Continue reading THE 9 MOST COMMON MISTAKES YOU NEED TO AVOID TO GET THE MOST OUT OF YOUR MASS FINISHING MACHINE

Tips to optimize your surface finishing process – Tip #3

 

Tip #3 – Optimum operating conditions

Once a mass finishing process has been established by the selection of machine, media and compound, the system must be constantly monitored and, of course, properly maintained. The good news is, this is quite easy! By following a few simple quality control rules, the process will remain absolutely stable, producing the desired finishing results for many years:

Read more about optimum operating conditions

Tips to optimize your surface finishing process – Tip #2

Tip #2 – The need for processing trials

Of course, the selection of the right machine, media and compound can sometimes be a bit intimidating. Not only does a mass finishing user have to choose among a wide variety of machine types and sizes, they must also pick the right media from hundreds of media types, shapes and sizes. And on top of all this Read more about processing trials

Tips to optimize your surface finishing process- Tip #1

Tip #1 – The work pieces are always at the center

The development of any surface finishing solution always revolves around the work pieces.

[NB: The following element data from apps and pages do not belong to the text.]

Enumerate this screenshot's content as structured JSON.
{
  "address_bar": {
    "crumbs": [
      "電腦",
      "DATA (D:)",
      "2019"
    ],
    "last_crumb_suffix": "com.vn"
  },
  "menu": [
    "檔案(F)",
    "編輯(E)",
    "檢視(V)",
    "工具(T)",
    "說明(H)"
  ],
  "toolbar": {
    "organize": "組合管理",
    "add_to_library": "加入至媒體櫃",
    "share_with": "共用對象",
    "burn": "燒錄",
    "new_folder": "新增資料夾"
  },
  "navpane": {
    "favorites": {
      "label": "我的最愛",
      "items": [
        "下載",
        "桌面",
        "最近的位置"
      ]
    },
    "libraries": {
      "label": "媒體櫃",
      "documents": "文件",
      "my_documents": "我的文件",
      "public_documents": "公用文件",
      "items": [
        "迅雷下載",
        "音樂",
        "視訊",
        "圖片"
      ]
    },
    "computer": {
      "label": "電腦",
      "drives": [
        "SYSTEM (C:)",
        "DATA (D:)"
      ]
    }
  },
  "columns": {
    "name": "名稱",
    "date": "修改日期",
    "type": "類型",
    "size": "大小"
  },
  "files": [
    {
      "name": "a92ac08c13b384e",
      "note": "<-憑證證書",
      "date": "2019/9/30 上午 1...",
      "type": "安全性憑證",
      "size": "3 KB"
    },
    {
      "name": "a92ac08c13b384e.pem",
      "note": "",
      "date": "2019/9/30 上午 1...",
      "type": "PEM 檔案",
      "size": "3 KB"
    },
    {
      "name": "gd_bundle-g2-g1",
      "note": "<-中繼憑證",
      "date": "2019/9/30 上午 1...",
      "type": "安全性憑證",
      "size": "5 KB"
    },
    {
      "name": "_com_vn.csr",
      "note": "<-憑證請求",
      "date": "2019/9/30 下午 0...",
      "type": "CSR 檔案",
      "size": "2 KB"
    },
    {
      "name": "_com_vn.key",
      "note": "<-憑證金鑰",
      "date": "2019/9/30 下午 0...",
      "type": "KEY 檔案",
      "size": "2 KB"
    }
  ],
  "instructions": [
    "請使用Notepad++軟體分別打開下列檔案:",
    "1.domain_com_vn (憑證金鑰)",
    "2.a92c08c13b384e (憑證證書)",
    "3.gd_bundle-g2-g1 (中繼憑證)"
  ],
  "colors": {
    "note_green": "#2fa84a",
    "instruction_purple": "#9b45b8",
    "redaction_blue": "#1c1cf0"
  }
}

Their material, size, shape and above all, the finishing objectives, determine what type of finishing process must be selected.

The work piece size is especially important. For example, the deburring and edge

Read more about work pieces

The 9 critical points to check you get the most out of your mass finishing machine and process

Here are 9 critical points to help you get the most out of vibratory finishing:

1. Regularly Check That You Have Enough Media In Your Machine.

2. Check That The Media Condition Is Good.

3. Check You Have The Right Amount Of Water And Compound In The Machine.

4. Regularly Check Your Drains.

5. Too Many Parts In The Machine.Mass Finishing Machine Tips Booklet_Page_2_Image_0001

6. Check The Machine Is Running The Correct Way.

7. Check The Machine Lining Is In Good Condition.

8. Check You Are Following The Process Parameters.

9. Check Your Starting Condition Is The Same.

Shot Blast Tips

Here are 9 critical points to help you get the most out of shot blasting:

1. Regularly Check That You Have Enough Abrasive In Your Machine.

2. Regularly Check That Your Abrasive Working Mix Is Correct.

3. Check That The Abrasive Condition Is Good.

4. Ensure Contaminants Are Removed.

5. Monitor Your Abrasive Removal Size.Wear Parts

6. Regularly Check Your Wear Parts.

7. Check Your Blast Pattern.

8. Check Your Blast Wheel Amp Efficiency.

9. Check Your Starting Condition Is The Same.